The views expressed by the writer and the reader comments do not necessarily reflect the views and policies of The Express Tribune.

  • Ali Hassan

    Very nice post, completely agreed.Recommend

  • http://www.nabihameher.wordpress.com Nabiha Meher Shaikh

    Well said! And I completely agree with you. However, as a teacher, trust me when I say that education is pointless when so much venemous indoctrination and intolerance is encouraged, promoted & taught. In fact, I don’t think it’s wrong to say that we are one of the most intolerant and hypocritical nations in the world. Recommend

  • parvez

    I think you have summed it up pretty well.Recommend

  • Humanity

    Advisor (Musheer) by Habib Jaalib


    “tu khuda ka noor hai
    akl hai, shaoor hai
    qaum tere saath hai
    tere hi!, hi!, hi!, wajood se
    mulk ki nijaat hai
    tu hai mehr-e-subh-e-nau
    tere baad raat hai!
    bolte jo chand hain
    sab ye shar pasand hain!
    inki khainch le zabaan
    inka ghoont de gala
    me ne us se ye kaha
    me ne us se ye kaha”

  • http://www.razarumi.com Raza Rumi

    God post Sher..
    Liked “a new Saladin”…Recommend

  • sohaib

    there is a death of every type of thought including original thought in the muslim world. what to talk about tolerance. we are not even educated. that is why even though we make about 20% of world population, we have no contribution or say in world affairs. our lands and our minds are occupied and we live a life of slavery. Recommend

  • http://dinopak.wordpress.com Hasan

    I agree with your observation, but isn’t it a bit late for that now? While the religio-political parties have strong holds in various areas of Pakistan, suddenly we find out that they are intolerant and irrational. It isn’t around from today, it goes way back to 1953 when the movement against the Qadiyanis was made. Today, Pakistan finds itself in a dilemma, with religious dogma on one hand and humanitarian causes on the other.

    Don’t get me wrong, Islam is a blessing for humanity, but the Muslim clergy has distorted it. No wonder we have 72 sects in Islam. Intolerance to other religions is another issue, we can’t even tolerate our own Muslim Brothers and sisters.Recommend

  • Aristo

    The so called clerics of Pakistan and their sidekicks, who are better known as “Mullahs”, today are much more intolerant than once Abu Sufyan and Abu Jahl were. I guess we are back into the time of Jahiliya.Recommend

  • Hina

    @ Writer “Sher Khan”
    Very Well Said, Great Article. Thankyou:)

  • Ahmad

    “because religious parties remain confused about how religious beliefs fit into the concept of Pakistan. ”

    I think they aren’t confused at all about how religion and identity mix. Recommend

  • athar mahmood

    here is the detail of blasphemy laws and their status in Islam.and widespread discussion.Recommend

  • http://www.facebook.com/britpak Mohammed Abbasi

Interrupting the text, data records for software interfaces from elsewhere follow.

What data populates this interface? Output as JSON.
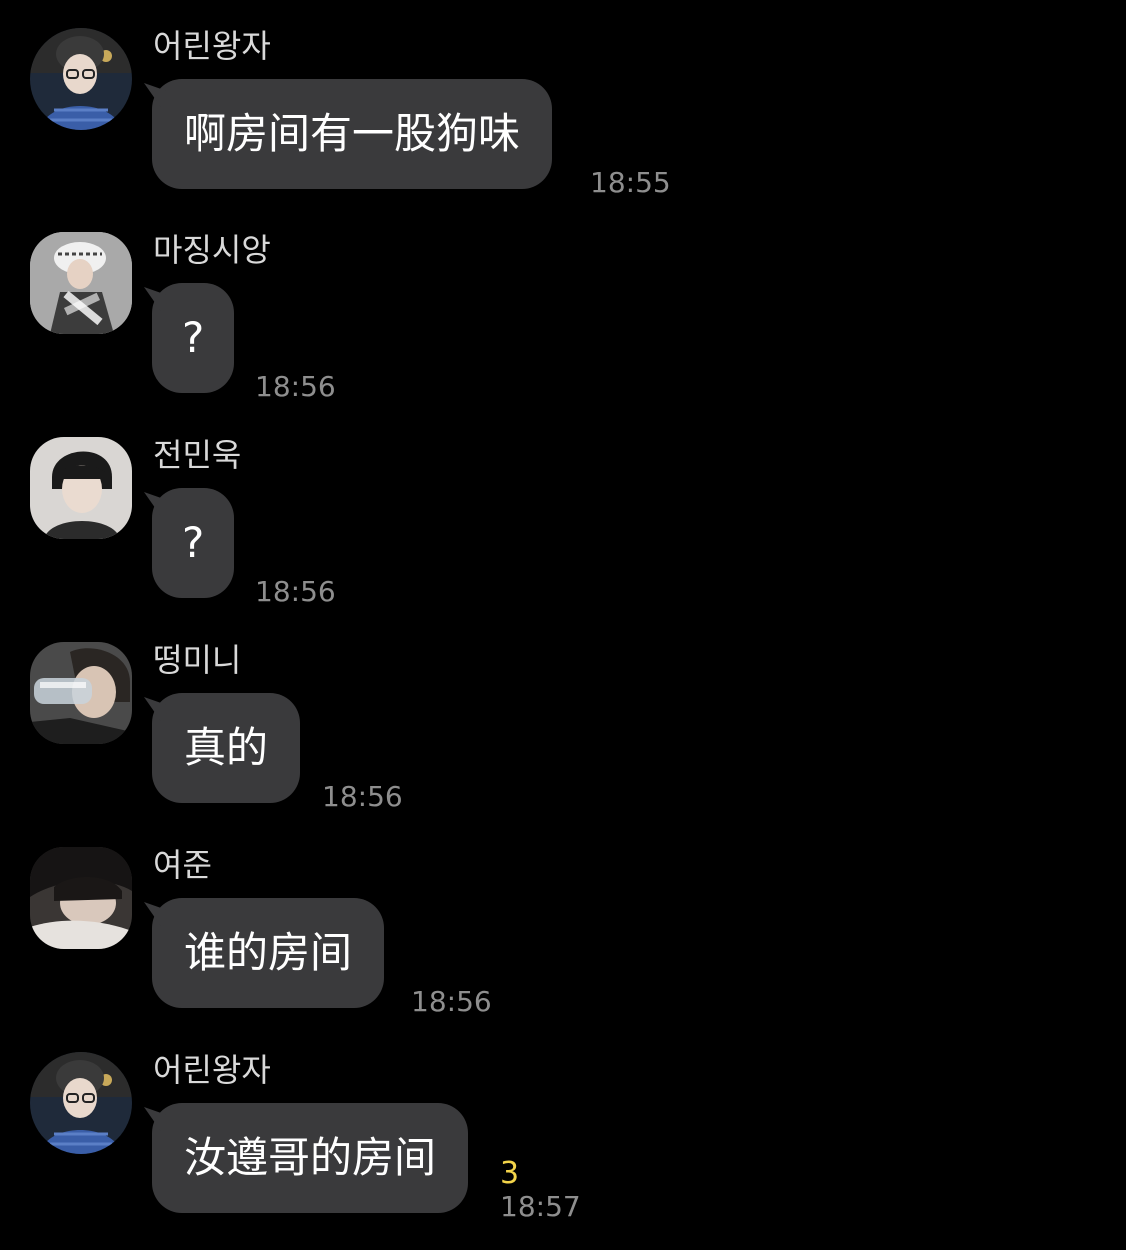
{
  "messages": [
    {
      "sender": "어린왕자",
      "text": "啊房间有一股狗味",
      "time": "18:55",
      "unread": "",
      "avatar": "boy-in-knit-hat-avatar"
    },
    {
      "sender": "마징시앙",
      "text": "?",
      "time": "18:56",
      "unread": "",
      "avatar": "bucket-hat-avatar"
    },
    {
      "sender": "전민욱",
      "text": "?",
      "time": "18:56",
      "unread": "",
      "avatar": "portrait-avatar"
    },
    {
      "sender": "떵미니",
      "text": "真的",
      "time": "18:56",
      "unread": "",
      "avatar": "face-with-bottle-avatar"
    },
    {
      "sender": "여준",
      "text": "谁的房间",
      "time": "18:56",
      "unread": "",
      "avatar": "lying-down-avatar"
    },
    {
      "sender": "어린왕자",
      "text": "汝遵哥的房间",
      "time": "18:57",
      "unread": "3",
      "avatar": "boy-in-knit-hat-avatar"
    }
  ],
  "colors": {
    "background": "#000000",
    "bubble": "#3a3a3c",
    "message_text": "#ffffff",
    "sender_text": "#d9d9d9",
    "time_text": "#8e8e8e",
    "unread_badge": "#f3d44a"
  }
}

    I think Mullahs are the problem – this Bida in Islam, this infestation of a clerical criminality in a religion of hope and progress has been the downfall of the Ottoman Khilafa and Muslims worldwide. Maybe there needs to be a new Salahuddin and the Jihad that needs to done is against the mentality that denies women education and persecutes innocentsRecommend